Morrow was tremendous during the nonconference and Nebraska’s three-game winning streak to open Big Ten play. During those 19 games, he averaged 10.3 points on 55.7 percent shooting with 8.3 rebounds in 25.8 minutes per game, all while playing primarily at the center position at 6-foot-7. Morrow provided an interior scoring presence to balance out what Tai Webster and Glynn Watson Jr. did in the backcourt, and the Huskers went 9-6.
However, for the second straight year, a foot injury set him back. He tried to gut it out against Northwestern, but clearly wasn’t himself, finishing with nine points and two rebounds in 17 minutes. Morrow was sidelined for the next month (seven games) and the Huskers went 1-6 without him.

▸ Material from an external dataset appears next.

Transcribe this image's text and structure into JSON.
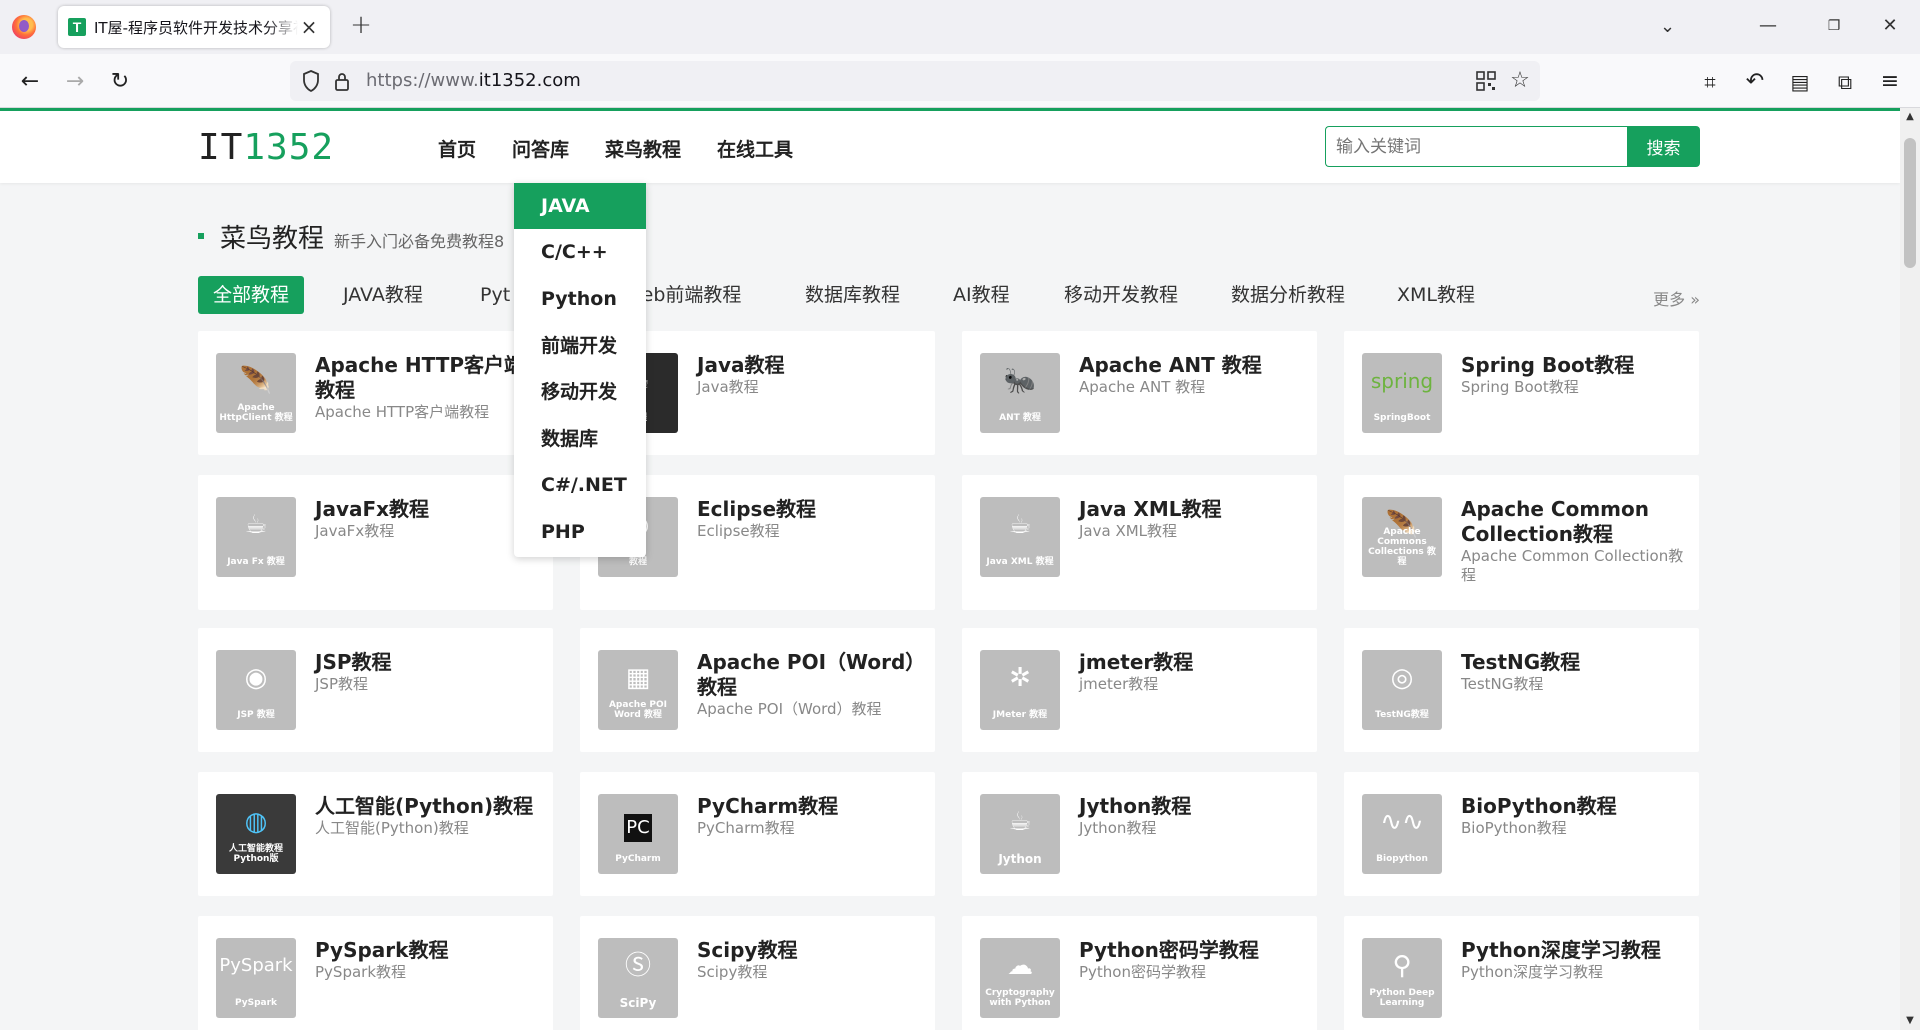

When Morrow was cleared to return, he still was not 100 percent. In his eight games post-return, Morrow was limited to 19.8 minutes per game and averaged 8.0 points on 43.1 percent with 6.8 rebounds per game.
I wrote in late January about the impact Morrow’s absence had on his team. In short, fellow sophomore Michael Jacobson saw his production take a hit without Morrow drawing attention and the Huskers’ defense took a big hit without Morrow in the paint.
Overall, Morrow had a solid season and made a terrific jump from his freshman season. However, he also showed some of his limitations. Morrow is athletic and has a high motor, but that doesn’t change the fact that he is a 6-foot-7 post player in the Big Ten. Most of the time he steps on the floor he’s matching up with someone one to four inches taller than he is. The biggest area this disadvantage shows itself is when he is trying to finish inside. Morrow doesn’t have great touch to begin with (although he has improved), and when opponents are able to challenge his shot at the rim or when he tries to finish in a crowd, it often leads to wild attempts or blocked shots.
Morrow did knock down a few jump shots this season, but it still isn’t something that teams have to respect defensively at this point. Morrow also tried to do too much at times. He turned the ball over a bit more than you’d like to see at 2.0 per game, and a lot of those came when he tried to put the ball on the deck.
Best Performance: In an 80-78 neutral site win against Dayton on Nov. 24, Morrow recorded on of his three double-doubles with a career high 19 points on 9-of-11 shooting and 10 rebounds including five on the offensive end.
Morrow saw his season cut short by foot injuries in both of his first two years in Lincoln, and recurring foot injuries for a big man need to be taken seriously. If Morrow can stay healthy, the Huskers could have a chance to have a solid frontcourt. Freshman center Jordy Tshimanga progressed during the second half of the Big Ten season and offers true center size in the middle, giving the Huskers a strong one-two punch in the middle. With Isaac Copeland joining the team and bringing more of a scoring punch to the frontcourt, that could free Morrow up to do what he does best – crash the glass and score opportunistic buckets. Statistically, I would expect a similar season from him next year if he is able to stay healthy.